Source: Ontario Superior Court of Justice

A group of Canadians targeted by the unconstitutional invocation of the Emergencies Act have filed a statement of claim in a multimillion-dollar lawsuit against the federal government, police, and banks. 

Loberg Ector LLP, a Calgary law firm representing 19 individuals and one corporation, has filed a statement of claim in the Ontario Superior Court of Justice seeking millions of dollars in damages against a range of actors, including Justin Trudeau and several members of his cabinet, Canadian financial institutions, the Ottawa Police Service and RCMP, as well as the Canadian Anti-Hate Network.

The plaintiffs are each seeking $2.2 million in damages plus legal fees and a declaration that their Charter rights to freedom of expression and protection against unlawful search and seizure were violated.

Justice Richard Mosley of the Federal Court ruled earlier this year that the invocation of the Emergencies Act was unreasonable and unconstitutional, prompting several civil lawsuits from people affected by the use of the extreme law.

The statement of claim describes the invocation of the Emergencies Act against the participants in the Freedom Convoy as “one of the largest and most egregious collective breaches of Charter rights in Canadian history.”

“The scope of the unlawful searches and seizures was astonishingly broad, disproportionate, ill-conceived, and contrary to the core constitutional values of all Canadians in our free and democratic society,” the claim goes on to say.

Trudeau is named personally in the lawsuit, as are Deputy Prime Minister Chrystia Freeland, former ministers Marco Mendicino and David Lametti, as well as Trudeau’s then-national security and intelligence adviser, Jody Thomas.
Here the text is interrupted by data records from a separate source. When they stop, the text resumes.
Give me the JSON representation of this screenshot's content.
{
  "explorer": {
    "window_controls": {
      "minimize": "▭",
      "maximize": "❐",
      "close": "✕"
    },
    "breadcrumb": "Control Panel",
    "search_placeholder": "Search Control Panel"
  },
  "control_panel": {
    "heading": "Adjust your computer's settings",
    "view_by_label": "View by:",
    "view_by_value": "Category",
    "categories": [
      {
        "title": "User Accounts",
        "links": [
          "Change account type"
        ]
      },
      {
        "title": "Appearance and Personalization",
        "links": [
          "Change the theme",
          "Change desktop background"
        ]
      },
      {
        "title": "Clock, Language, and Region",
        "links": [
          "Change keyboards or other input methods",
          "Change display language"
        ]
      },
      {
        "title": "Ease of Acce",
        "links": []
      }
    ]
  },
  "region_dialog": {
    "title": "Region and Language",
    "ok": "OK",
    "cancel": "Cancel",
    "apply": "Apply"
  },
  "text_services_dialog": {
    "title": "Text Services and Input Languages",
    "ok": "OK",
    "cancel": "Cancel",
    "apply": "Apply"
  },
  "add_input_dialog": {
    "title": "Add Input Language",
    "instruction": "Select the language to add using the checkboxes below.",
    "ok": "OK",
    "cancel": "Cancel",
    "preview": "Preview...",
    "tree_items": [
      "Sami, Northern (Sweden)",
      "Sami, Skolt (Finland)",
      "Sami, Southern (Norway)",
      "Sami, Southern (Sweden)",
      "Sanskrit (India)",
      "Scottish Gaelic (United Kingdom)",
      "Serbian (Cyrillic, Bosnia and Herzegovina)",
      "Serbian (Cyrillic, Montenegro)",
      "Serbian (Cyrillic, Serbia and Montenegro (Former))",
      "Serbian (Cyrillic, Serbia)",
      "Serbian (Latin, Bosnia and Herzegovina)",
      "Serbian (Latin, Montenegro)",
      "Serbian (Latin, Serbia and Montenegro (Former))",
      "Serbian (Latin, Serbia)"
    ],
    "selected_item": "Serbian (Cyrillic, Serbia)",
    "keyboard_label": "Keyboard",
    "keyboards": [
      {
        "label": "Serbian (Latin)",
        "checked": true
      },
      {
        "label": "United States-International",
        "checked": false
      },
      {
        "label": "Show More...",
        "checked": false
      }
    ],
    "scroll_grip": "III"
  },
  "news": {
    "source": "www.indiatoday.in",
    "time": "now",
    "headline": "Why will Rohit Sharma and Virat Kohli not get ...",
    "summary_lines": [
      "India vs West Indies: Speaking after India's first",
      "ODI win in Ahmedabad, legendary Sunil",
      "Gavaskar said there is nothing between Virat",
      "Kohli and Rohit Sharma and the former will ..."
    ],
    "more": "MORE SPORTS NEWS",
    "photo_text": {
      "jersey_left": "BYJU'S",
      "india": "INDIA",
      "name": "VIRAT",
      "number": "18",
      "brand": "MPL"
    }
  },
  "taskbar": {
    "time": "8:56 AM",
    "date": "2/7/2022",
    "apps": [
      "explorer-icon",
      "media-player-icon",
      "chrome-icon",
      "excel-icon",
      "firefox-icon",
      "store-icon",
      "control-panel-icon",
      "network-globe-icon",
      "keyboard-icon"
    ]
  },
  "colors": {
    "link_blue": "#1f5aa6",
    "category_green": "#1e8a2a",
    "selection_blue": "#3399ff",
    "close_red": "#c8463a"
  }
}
The Royal Canadian Mounted Police and the Ottawa Police are named, as are former RCMP commissioner Brenda Lucki and the acting Ottawa Police commissioner Steve Bell at the time of the Emergencies Act’s use.

The lawsuit also singles out Canada’s big five banks, as well as several small regional banks and credit unions.

Besides financial damages, the plaintiffs are seeking a declaration from the Ontario Superior Court that the defendants acted unlawfully by declaring a public order emergency against the Freedom Convoy and that they acted unlawfully when they ordered the seizure of bank accounts.

Plaintiffs are seeking $1,000,000 in punitive damages for “the malicious, reprehensible, and high-handed misconduct of the Defendants,” along with $500,000 in general and special damages for the breach of contract and the seizure of bank accounts.

The statement of claim seeks a further $500,000 in damages for the breach of Charter rights, plus $200,000 in damages for “injurious defamation” and “assault and battery”.

“This action provides an important opportunity for this Court to vindicate the Charter rights of the Plaintiffs and in so doing promote the important constitutional and legal principles which ought to be safeguarded,” the statement reads.

The statement to the court goes on to read, “(T)his action further provides an important opportunity for this Court to deter future governments from improperly enacting draconian measures without justification for political means by providing an award of compensable damages to the Plaintiffs.”


  • Harrison Faulkner

    Harrison Faulkner is the host of Ratio'd and co-host of Fake News Friday. He is also a journalist and producer for True North based in Toronto. Twitter: @Harry__Faulkner